*TASK STATEMENT:* Pick every line with "your" from the material below.

========================================================================

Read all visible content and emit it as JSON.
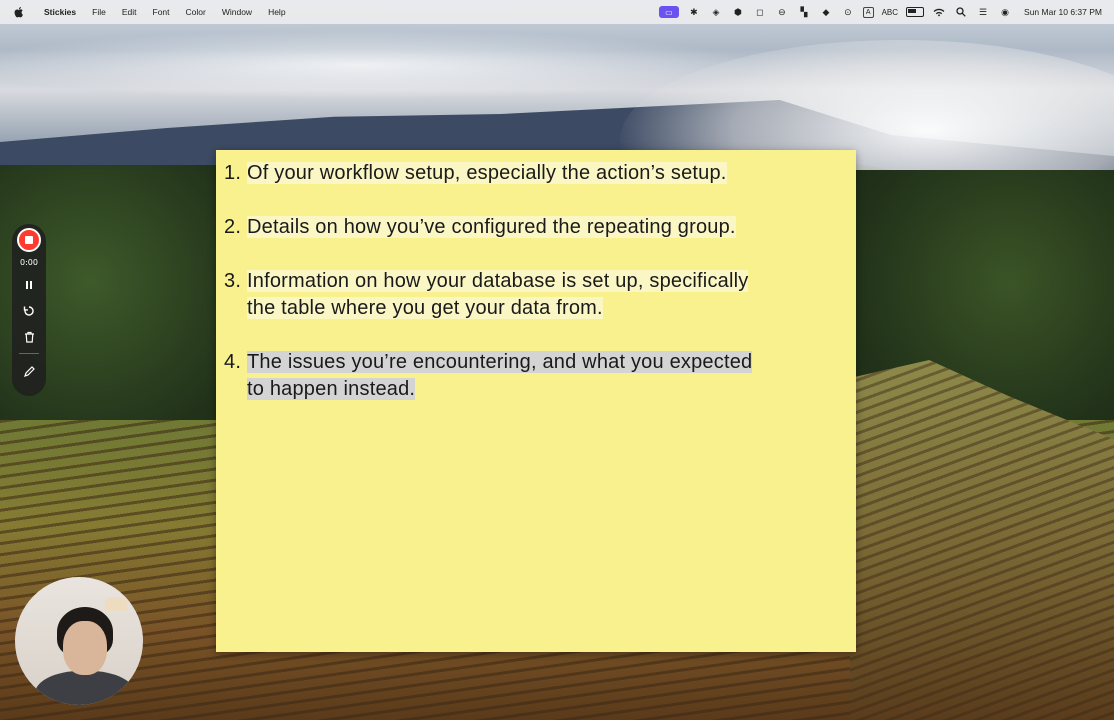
{
  "menubar": {
    "app_name": "Stickies",
    "menus": [
      "File",
      "Edit",
      "Font",
      "Color",
      "Window",
      "Help"
    ],
    "input_source": "A",
    "input_label": "ABC",
    "datetime": "Sun Mar 10  6:37 PM"
  },
  "sticky": {
    "background_color": "#f8f18d",
    "items": [
      {
        "num": "1.",
        "lines": [
          "Of your workflow setup, especially the action’s setup."
        ]
      },
      {
        "num": "2.",
        "lines": [
          "Details on how you’ve configured the repeating group."
        ]
      },
      {
        "num": "3.",
        "lines": [
          "Information on how your database is set up, specifically",
          "the table where you get your data from."
        ]
      },
      {
        "num": "4.",
        "lines": [
          "The issues you’re encountering, and what you expected",
          "to happen instead."
        ],
        "selected": true
      }
    ]
  },
  "recorder": {
    "time": "0:00",
    "icons": [
      "stop-record-icon",
      "pause-icon",
      "restart-icon",
      "trash-icon",
      "pencil-icon"
    ],
    "accent_color": "#ff3b30"
  }
}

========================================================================

*EXPECTED ANSWER:*
          "Of your workflow setup, especially the action’s setup."
          "Information on how your database is set up, specifically",
          "the table where you get your data from."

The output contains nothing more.